  7. ^ a b c d e Hellewell SB, Bowen WD (September 1990). "A sigma-like binding site in rat pheochromocytoma (PC12) cells: decreased affinity for (+)-benzomorphans and lower molecular weight suggest a different sigma receptor form from that of guinea pig brain". Brain Research. 527 (2): 244–53. doi:10.1016/0006-8993(90)91143-5. PMID 2174717. S2CID 24546226.
  8. ^ a b Gharagozlou P, Hashemi E, DeLorey TM, Clark JD, Lameh J (January 2006). "Pharmacological profiles of opioid ligands at kappa opioid receptors". BMC Pharmacology. 6: 3. doi:10.1186/1471-2210-6-3. PMC 1403760. PMID 16433932.
  9. ^ a b Gharagozlou P, Demirci H, David Clark J, Lameh J (January 2003). "Activity of opioid ligands in cells expressing cloned mu opioid receptors". BMC Pharmacology. 3: 1. doi:10.1186/1471-2210-3-1. PMC 140036. PMID 12513698.
  10. ^ a b Gharagozlou P, Demirci H, Clark JD, Lameh J (November 2002). "Activation profiles of opioid ligands in HEK cells expressing delta opioid receptors". BMC Neuroscience. 3: 19. doi:10.1186/1471-2202-3-19. PMC 137588. PMID 12437765.
  11. ^ a b c d e Chou YC, Liao JF, Chang WY, Lin MF, Chen CF (March 1999). "Binding of dimemorfan to sigma-1 receptor and its anticonvulsant and locomotor effects in mice, compared with dextromethorphan and dextrorphan". Brain Research. 821 (2): 516–9. doi:10.1016/s0006-8993(99)01125-7. PMID 10064839. S2CID 22762264.
  12. ^ Gordon M, Lafferty JJ, Tedeschi DH, Eddy NB, May EL (December 1961). "A new potent analgetic antagonist". Nature. 192 (4807): 1089. Bibcode:1961Natur.192.1089G. doi:10.1038/1921089a0. PMID 13900480. S2CID 4212447.
  13. ^ a b c d Almeida O, Shippenberg TS (6 December 2012). Neurobiology of Opioids. Springer Science & Business Media. pp. 356–. ISBN 978-3-642-46660-1.
  14. ^ a b Schüttler J, Schwilden H (8 January 2008). Modern Anesthetics.
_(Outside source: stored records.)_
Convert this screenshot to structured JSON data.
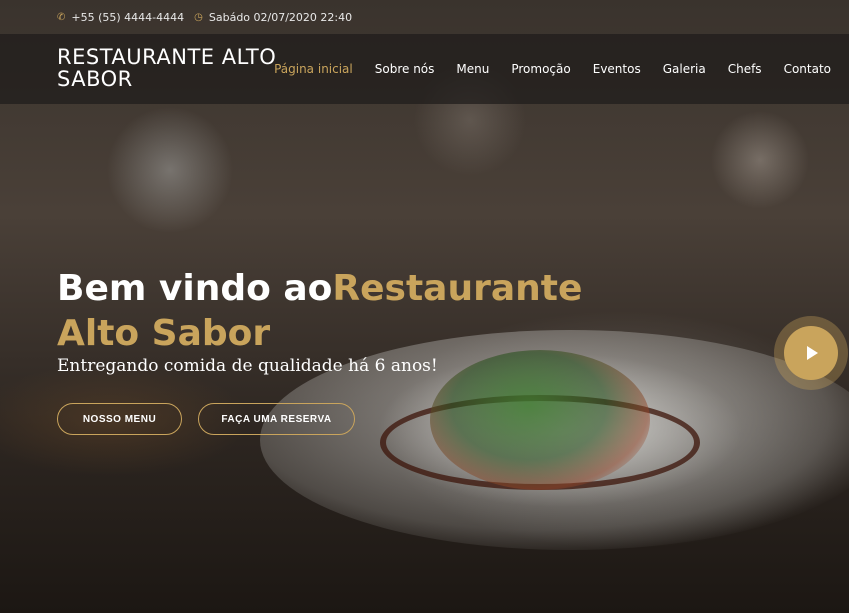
{
  "topbar": {
    "phone_icon": "phone-icon",
    "phone": "+55 (55) 4444-4444",
    "clock_icon": "clock-icon",
    "datetime": "Sabádo 02/07/2020 22:40"
  },
  "brand": {
    "name_line1": "RESTAURANTE ALTO",
    "name_line2": "SABOR"
  },
  "nav": {
    "items": [
      {
        "label": "Página inicial",
        "active": true
      },
      {
        "label": "Sobre nós"
      },
      {
        "label": "Menu"
      },
      {
        "label": "Promoção"
      },
      {
        "label": "Eventos"
      },
      {
        "label": "Galeria"
      },
      {
        "label": "Chefs"
      },
      {
        "label": "Contato"
      }
    ]
  },
  "hero": {
    "title_white": "Bem vindo ao",
    "title_gold": "Restaurante Alto Sabor",
    "subtitle": "Entregando comida de qualidade há 6 anos!",
    "btn_menu": "NOSSO MENU",
    "btn_reserva": "FAÇA UMA RESERVA",
    "play_icon": "play-icon"
  },
  "colors": {
    "accent": "#c9a45c",
    "nav_bg": "#1e1c1a"
  }
}
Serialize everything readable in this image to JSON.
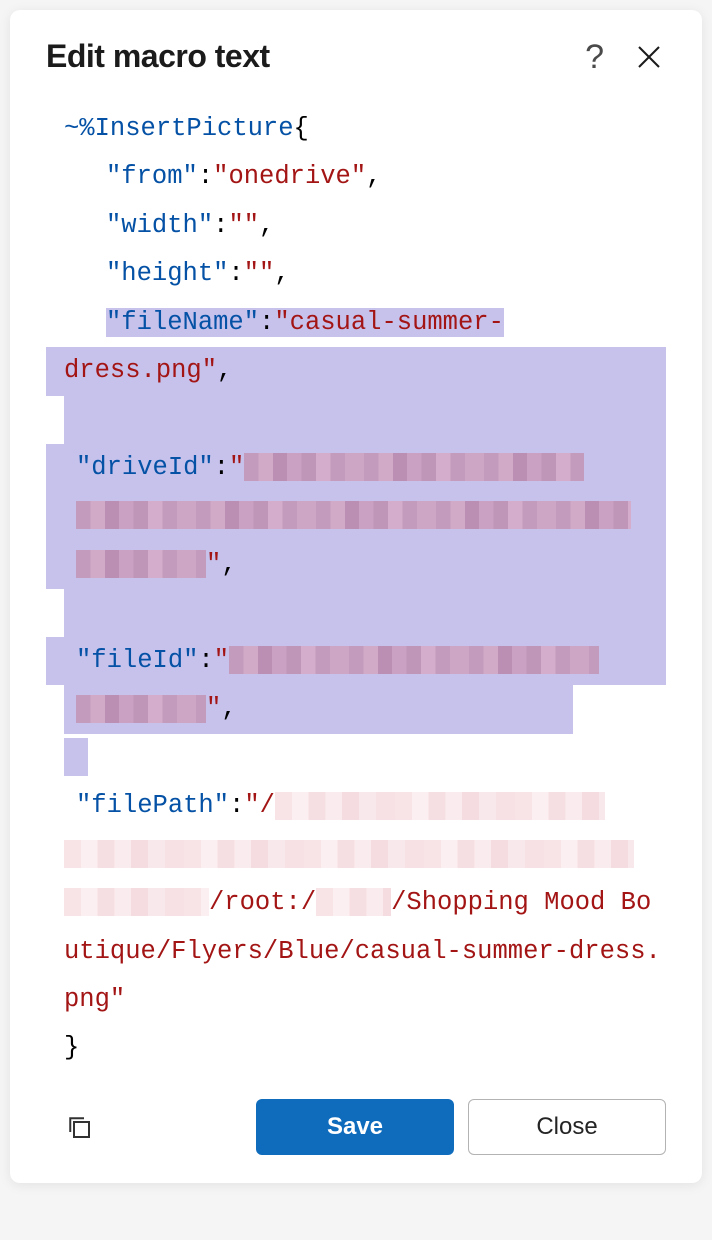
{
  "dialog": {
    "title": "Edit macro text"
  },
  "code": {
    "directive": "~%InsertPicture",
    "open": "{",
    "close": "}",
    "keys": {
      "from": "\"from\"",
      "width": "\"width\"",
      "height": "\"height\"",
      "fileName": "\"fileName\"",
      "driveId": "\"driveId\"",
      "fileId": "\"fileId\"",
      "filePath": "\"filePath\""
    },
    "values": {
      "from": "\"onedrive\"",
      "width": "\"\"",
      "height": "\"\"",
      "fileName_part1": "\"casual-summer-",
      "fileName_part2": "dress.png\"",
      "driveId_open": "\"",
      "driveId_close": "\"",
      "fileId_open": "\"",
      "fileId_close": "\"",
      "filePath_open": "\"/",
      "filePath_mid1": "/root:/",
      "filePath_mid2": "/Shopping Mood Boutique/Flyers/Blue/casual-summer-dress.png\""
    },
    "comma": ","
  },
  "buttons": {
    "save": "Save",
    "close": "Close"
  }
}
Springer Science & Business Media. pp. 97–. ISBN 978-3-540-74806-9.
  15. ^ Martin WR, Eades CG, Thompson JA, Huppler RE, Gilbert PE (June 1976). "The effects of morphine- and nalorphine- like drugs in the nondependent and morphine-dependent chronic spinal dog". The Journal of Pharmacology and Experimental Therapeutics. 197 (3): 517–32. PMID 945347.